# [TASK BRIEF]
Look through the lines below and extract each one that contains "components".

[Excerpts from a dataset]
_ _ _ _
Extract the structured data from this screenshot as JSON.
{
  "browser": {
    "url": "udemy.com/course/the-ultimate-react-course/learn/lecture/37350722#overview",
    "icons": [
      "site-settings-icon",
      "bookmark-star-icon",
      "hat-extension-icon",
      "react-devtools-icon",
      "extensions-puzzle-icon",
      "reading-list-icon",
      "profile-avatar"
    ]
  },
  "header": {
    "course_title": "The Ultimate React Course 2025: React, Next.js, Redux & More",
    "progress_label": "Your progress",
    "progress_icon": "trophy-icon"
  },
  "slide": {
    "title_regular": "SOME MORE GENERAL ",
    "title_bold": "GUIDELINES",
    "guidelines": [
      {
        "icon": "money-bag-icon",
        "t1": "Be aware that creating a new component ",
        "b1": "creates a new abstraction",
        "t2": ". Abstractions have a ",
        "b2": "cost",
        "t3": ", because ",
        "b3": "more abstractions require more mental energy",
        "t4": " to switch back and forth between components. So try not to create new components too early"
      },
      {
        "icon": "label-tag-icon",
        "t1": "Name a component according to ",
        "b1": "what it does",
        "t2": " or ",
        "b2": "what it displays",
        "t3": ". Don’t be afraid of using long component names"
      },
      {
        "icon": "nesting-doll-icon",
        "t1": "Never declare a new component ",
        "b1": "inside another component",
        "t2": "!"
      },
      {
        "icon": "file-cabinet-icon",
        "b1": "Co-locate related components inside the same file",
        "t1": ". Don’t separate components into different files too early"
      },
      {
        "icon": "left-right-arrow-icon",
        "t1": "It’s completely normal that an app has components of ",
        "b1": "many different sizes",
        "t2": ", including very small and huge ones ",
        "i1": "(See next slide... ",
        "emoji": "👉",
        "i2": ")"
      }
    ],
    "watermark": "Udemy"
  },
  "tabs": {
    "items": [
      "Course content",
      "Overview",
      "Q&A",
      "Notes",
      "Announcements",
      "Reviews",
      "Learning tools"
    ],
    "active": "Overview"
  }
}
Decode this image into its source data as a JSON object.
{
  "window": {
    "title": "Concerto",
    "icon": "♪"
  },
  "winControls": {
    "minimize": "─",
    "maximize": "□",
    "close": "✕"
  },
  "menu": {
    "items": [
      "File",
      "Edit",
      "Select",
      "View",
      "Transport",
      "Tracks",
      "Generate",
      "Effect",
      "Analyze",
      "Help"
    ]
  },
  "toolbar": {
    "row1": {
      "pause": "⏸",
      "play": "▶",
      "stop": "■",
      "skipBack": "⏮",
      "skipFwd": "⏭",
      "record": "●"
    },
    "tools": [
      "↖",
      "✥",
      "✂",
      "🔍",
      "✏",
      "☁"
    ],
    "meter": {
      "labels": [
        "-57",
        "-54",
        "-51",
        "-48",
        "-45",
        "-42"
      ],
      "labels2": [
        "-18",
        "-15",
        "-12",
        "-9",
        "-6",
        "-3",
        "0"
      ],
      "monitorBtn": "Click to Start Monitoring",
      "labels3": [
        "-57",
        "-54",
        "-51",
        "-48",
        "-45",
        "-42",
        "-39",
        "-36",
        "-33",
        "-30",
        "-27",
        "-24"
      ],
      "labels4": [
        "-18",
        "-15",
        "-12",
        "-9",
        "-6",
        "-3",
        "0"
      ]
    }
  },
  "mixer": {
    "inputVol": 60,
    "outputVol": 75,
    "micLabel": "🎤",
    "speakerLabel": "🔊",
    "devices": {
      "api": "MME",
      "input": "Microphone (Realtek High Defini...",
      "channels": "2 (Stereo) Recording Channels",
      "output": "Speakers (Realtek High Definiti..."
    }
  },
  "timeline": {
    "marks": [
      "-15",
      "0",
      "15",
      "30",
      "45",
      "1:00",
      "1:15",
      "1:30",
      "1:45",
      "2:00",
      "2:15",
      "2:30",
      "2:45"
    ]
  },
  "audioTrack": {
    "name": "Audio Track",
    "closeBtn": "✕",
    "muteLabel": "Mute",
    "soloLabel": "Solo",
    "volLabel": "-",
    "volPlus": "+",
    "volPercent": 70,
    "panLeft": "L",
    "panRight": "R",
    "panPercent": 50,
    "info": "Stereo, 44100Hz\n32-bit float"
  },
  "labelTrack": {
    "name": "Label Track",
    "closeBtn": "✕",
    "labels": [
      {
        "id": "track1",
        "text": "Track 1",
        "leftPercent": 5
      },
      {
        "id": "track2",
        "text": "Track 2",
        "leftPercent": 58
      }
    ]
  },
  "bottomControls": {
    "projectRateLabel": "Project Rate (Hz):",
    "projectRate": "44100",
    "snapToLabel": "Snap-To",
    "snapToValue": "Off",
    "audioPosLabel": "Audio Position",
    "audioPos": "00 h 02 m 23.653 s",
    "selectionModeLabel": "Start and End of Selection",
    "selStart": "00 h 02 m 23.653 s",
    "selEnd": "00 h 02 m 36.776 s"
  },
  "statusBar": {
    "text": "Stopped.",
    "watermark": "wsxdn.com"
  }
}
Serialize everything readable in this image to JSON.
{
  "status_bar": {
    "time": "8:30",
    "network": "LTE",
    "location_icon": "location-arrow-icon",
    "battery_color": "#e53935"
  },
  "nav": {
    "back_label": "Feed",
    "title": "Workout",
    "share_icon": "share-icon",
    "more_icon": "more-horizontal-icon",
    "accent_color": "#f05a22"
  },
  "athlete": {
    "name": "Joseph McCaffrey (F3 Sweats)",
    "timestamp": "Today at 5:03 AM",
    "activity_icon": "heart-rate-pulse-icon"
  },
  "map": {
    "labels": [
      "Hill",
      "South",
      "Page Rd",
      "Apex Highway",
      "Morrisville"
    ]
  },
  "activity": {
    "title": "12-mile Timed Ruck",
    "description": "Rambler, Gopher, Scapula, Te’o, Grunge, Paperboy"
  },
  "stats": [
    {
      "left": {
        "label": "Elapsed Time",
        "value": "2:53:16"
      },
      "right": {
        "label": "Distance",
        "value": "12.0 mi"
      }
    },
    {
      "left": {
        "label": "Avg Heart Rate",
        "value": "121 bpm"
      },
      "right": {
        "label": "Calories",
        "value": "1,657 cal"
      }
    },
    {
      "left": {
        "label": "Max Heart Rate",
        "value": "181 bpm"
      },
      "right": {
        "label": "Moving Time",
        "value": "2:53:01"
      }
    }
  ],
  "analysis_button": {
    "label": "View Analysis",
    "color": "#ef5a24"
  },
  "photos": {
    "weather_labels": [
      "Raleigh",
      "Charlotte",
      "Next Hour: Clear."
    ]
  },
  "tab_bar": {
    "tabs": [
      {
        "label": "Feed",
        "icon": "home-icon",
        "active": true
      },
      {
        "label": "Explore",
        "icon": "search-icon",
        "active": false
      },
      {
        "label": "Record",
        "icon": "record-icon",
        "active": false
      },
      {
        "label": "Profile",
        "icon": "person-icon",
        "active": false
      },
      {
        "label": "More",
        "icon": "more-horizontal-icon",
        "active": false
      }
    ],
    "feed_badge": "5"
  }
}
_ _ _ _
# [TASK OUTPUT]
        "t4": " to switch back and forth between components. So try not to create new components too early"
        "b1": "Co-locate related components inside the same file",
        "t1": ". Don’t separate components into different files too early"
        "t1": "It’s completely normal that an app has components of ",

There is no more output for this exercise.